However, a realistic prediction must be continually updated in response to new information. From time to time, other people will give you ideas you hadn’t thought of yourself. And even if you were a supergenius who needed no advice, there is no way a single human mind can hold all the information which might help one make a prediction. For a general, for example, there are always new things to learn about the enemy’s forces.

Hence, if almost nothing has changed between someone’s old predictions and new predictions, they are probably being a ‘storyteller’. This is especially true for anyone predicting the next century, as the events of 2012 give us much more incremental evidence about 2032 than about 200 Billion AD.

3. The author creates and describes ‘characters’.

Characters are central to storytelling. Almost all sci-fi stories, at least in part, use characters who the reader can empathize with – the passion of a lover, the struggle of a worker, the fury of a warrior. The reasons for this lie deep in human evolution and psychology.

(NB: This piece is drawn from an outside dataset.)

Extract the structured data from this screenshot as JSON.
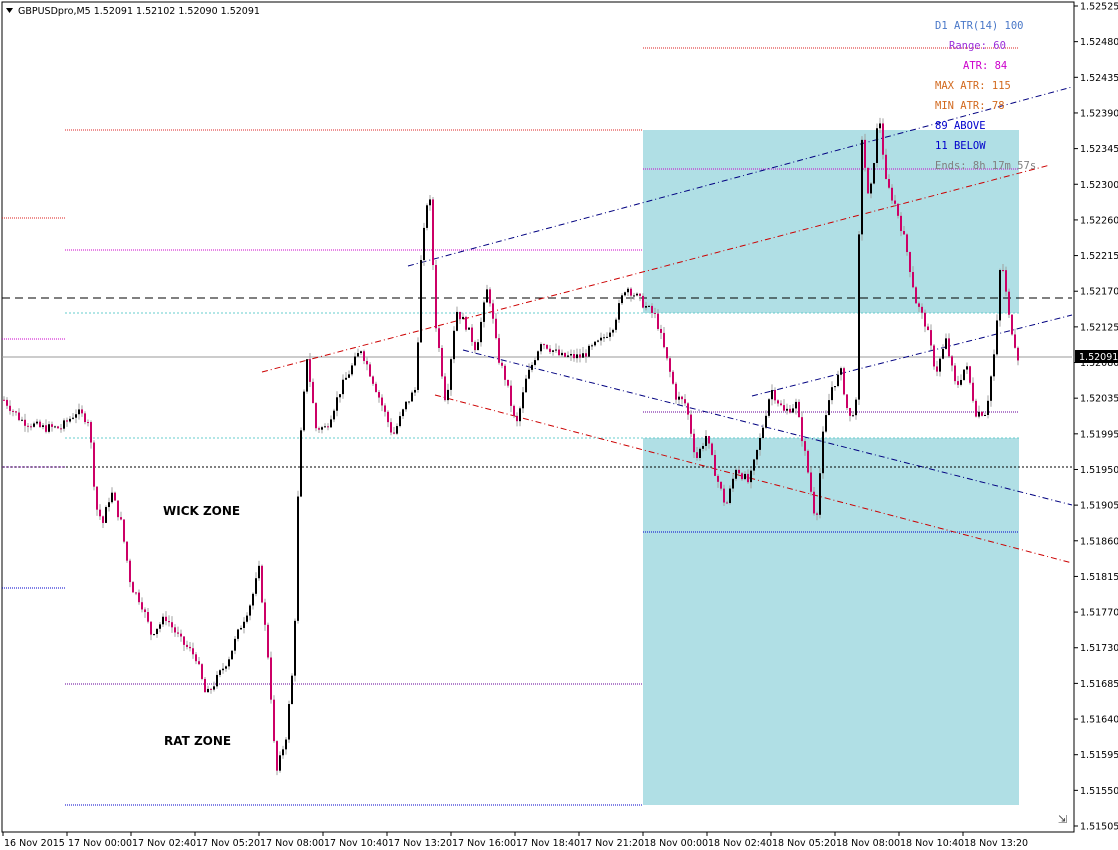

However, when making predictions, ‘characters’ are of very little relevance. When describing the futures of billions, one must aggregate to make the problem remotely tractable; “military strength” rather than soldiers, “economic conditions” rather than rich and poor, “transportation demand” rather than kids going on vacation. And of course, while certain individuals can have great influence over society, except for the very near term we can have no clue who they will be.

Therefore, when an author describes in great detail the lives of individual people – their emotions, their personalities, their hardships, their relationships and wants and needs – we should get suspicious. This can be great fun, but it isn’t always good for you, like riding a motorcycle at 200 MPH.

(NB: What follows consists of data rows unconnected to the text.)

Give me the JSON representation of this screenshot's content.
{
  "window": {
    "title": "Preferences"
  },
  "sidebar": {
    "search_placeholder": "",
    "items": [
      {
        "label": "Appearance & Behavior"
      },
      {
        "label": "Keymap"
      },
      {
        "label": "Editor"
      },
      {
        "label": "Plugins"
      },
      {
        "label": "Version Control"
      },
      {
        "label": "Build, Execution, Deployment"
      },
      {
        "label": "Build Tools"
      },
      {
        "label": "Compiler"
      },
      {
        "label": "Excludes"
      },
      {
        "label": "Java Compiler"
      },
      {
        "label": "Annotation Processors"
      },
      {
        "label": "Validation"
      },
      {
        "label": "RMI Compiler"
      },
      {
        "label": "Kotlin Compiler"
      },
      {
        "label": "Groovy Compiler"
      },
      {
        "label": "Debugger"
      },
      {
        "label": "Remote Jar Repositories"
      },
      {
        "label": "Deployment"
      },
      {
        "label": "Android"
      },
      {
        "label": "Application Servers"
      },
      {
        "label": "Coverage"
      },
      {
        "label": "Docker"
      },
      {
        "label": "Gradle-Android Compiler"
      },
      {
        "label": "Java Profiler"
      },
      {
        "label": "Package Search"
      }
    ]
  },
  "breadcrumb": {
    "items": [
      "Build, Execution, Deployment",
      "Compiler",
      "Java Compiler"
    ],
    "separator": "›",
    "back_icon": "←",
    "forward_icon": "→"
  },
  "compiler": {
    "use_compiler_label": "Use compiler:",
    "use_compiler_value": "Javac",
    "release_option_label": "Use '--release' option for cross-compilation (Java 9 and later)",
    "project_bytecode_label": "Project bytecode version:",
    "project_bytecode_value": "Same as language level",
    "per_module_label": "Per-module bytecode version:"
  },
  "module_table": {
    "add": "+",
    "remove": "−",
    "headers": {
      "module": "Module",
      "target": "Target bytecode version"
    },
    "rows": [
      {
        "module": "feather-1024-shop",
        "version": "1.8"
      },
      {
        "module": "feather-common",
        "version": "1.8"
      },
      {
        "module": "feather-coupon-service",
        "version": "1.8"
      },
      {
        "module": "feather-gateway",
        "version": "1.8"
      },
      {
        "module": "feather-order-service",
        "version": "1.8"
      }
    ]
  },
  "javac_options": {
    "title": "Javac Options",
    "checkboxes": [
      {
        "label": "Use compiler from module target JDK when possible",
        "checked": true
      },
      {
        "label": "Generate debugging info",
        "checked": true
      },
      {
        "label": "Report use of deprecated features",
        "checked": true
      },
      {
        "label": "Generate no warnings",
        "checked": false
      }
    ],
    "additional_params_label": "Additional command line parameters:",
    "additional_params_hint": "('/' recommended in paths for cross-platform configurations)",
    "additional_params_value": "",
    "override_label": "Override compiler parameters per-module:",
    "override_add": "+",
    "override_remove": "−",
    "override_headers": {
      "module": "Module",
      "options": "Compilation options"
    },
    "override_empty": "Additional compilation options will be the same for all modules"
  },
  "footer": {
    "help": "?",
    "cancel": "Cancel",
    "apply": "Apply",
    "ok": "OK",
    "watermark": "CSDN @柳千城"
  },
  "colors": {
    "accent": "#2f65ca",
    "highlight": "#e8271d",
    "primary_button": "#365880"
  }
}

4. The author focuses exclusively on a single dynamic or trend.

The world is very big, and many important trends all happen simultaneously. Predicting how they interact is extremely difficult, like solving a many-variable differential equation. By contrast, it’s easier for a story to focus on an overarching ‘principle’ or ‘theme’, which drives the main events and actions of the key characters. This theme can be very specific (“revenge”), but it can also be a complex of different memes, like Lewis and Tolkien’s literary explorations of Catholicism.

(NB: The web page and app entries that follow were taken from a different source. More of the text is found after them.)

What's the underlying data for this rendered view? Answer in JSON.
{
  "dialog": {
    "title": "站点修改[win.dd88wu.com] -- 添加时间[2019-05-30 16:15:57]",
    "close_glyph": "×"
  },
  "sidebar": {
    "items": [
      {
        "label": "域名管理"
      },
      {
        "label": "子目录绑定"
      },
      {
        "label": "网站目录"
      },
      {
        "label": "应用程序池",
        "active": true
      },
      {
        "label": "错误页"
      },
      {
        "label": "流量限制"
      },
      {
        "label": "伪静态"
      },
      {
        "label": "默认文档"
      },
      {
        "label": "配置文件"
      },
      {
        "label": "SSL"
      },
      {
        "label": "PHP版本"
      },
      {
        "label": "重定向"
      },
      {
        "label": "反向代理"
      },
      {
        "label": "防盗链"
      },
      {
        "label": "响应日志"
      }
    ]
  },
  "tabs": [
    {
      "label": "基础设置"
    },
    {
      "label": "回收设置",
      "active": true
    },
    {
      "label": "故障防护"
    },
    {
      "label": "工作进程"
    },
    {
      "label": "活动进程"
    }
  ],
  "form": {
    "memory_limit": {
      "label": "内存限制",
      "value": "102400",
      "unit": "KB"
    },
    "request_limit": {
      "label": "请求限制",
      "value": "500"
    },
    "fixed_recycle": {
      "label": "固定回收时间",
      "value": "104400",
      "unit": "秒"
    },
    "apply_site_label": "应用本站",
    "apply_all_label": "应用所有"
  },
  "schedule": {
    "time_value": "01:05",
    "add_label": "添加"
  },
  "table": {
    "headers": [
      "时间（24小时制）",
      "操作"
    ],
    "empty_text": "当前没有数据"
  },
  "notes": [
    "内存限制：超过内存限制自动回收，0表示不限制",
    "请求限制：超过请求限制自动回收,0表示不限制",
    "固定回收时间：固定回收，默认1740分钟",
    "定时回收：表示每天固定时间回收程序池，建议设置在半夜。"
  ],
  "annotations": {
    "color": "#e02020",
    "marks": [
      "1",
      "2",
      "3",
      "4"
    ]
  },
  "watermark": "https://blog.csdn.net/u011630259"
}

An author in “storytelling” mode may observe trend X, and from X make predictions A, B, and C; and these predictions might be quite reasonable. However, it’s still fallacious to not account for the other things (at least the big ones) influencing A, B, and C. Y might cancel out X’s effect on A; Z might reverse X, and so cause B’s opposite; and Q might have the same effect on C, but a hundred times as strong, so X’s contribution is negligible.

Be extra suspicious if the chosen dynamic is one the author happens to be an expert in, and they don’t rely on experts in other fields to help fill in the blanks. Odds are, they’re missing something very important; in your own field you know when you’re lost, but in others there are many more unknown unknowns. And be extra extra suspicious if the chosen trend is a pet political cause (“Islam”, “taxes”, “global warming”, “government surveillance”, “inequality”… ). That subset is probably worth ignoring entirely.

5. The author predicts rapid change, but doesn’t discuss specific things changing.

Michael Vassar describes this as “everything should stay the same, including the derivatives”. In a story, whether it’s Star Wars or Game of Thrones, it’s usually good to fix a static “backdrop” of culture and technology and norms, as it’s less work for the audience to track unchanging scenery. But in real life, changing fundamental traits like military ability, economic ability, communication, intelligence or transportation has sweeping consequences through nearly every aspect of society. To name one example, the Chinese Empire was old as the hills, but the changes of the 20th century caused it to collapse, followed by a republic, a civil war, a military occupation by Japan, a brutal Stalinist regime, and finally the authoritarian capitalism of today. And needless to say, no historical example will capture the changes caused by going beyond normal biological humans.